AB - Modulation constraints of practically any degree of complexity can be described by a state transition table with a finite number approximately $OMEGA of states. Examples include all (d,k;c) codes (where approximately $OMEGA ≤ 2(k + 1)(2c + 1), more general codes with run-length limitations, and run-length limited codes which exclude certain bit-patterns. From the state transition table we construct a trellis diagram for code words of arbitrary length L0. If desired, the trellis may be confined in the beginning and/or at the end to a subset of states. We then show a simple method of enumeration that assigns a number to each code word in the trellis according to its lexicographic order. All the necessary information for enumerative encoding and decoding of binary data will be subsequently stored in an array of size L0 × approximately $OMEGA; both encoding and decoding can be achieved with a few simple operations using this table. In short, arbitrarily long blocks of data can be encoded into sequences that satisfy arbitrary constraints, with algorithms that are easy to implement. Since no additional constraints are imposed, the rates approach Shannon's noiseless channel capacity in the limit of long sequences. Ideas are presented for correction of random errors that occur in modulated sequences, so that errors in readout can be corrected prior to demodulation. These post- modulation error correction codes are necessary when modulation can be corrected prior to demodulation. These post-modulation error correction codes are necessary when modulation code words are long, in which case small errors can destroy large quantities of data. Also introduced in this paper is a simple, efficient algorithm for burst-error-correction. The primary application of the ideas of this paper is in the area of data encoding/decoding as applied in magnetic and optical data storage systems.

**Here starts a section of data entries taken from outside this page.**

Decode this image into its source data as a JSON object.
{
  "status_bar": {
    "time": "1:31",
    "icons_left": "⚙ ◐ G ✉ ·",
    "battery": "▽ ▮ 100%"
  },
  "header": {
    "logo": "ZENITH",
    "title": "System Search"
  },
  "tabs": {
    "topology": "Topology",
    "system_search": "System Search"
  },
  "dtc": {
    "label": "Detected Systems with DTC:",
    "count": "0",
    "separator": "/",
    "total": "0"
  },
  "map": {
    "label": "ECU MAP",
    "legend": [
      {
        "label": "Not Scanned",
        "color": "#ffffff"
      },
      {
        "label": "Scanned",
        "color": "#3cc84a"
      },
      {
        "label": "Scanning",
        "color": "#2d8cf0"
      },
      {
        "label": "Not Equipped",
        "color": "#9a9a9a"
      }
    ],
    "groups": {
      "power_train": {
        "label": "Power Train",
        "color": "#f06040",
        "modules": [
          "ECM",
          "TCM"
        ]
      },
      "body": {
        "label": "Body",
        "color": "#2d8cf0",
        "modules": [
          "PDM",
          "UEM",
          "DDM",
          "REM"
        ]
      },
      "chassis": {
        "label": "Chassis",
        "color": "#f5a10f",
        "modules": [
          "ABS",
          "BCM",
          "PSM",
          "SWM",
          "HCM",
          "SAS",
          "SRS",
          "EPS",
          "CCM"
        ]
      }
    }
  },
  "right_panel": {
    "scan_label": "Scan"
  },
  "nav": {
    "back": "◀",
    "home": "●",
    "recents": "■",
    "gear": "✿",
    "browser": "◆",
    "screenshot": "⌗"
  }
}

UR - http://www.scopus.com/inward/record.url?scp=0026368723&partnerID=8YFLogxK

UR - http://www.scopus.com/inward/citedby.url?scp=0026368723&partnerID=8YFLogxK

M3 - Conference contribution

AN - SCOPUS:0026368723

SN - 0819406082

VL - 1499

SP - 72

EP - 86

BT - Proceedings of SPIE - The International Society for Optical Engineering

PB - Publ by Int Soc for Optical Engineering

ER -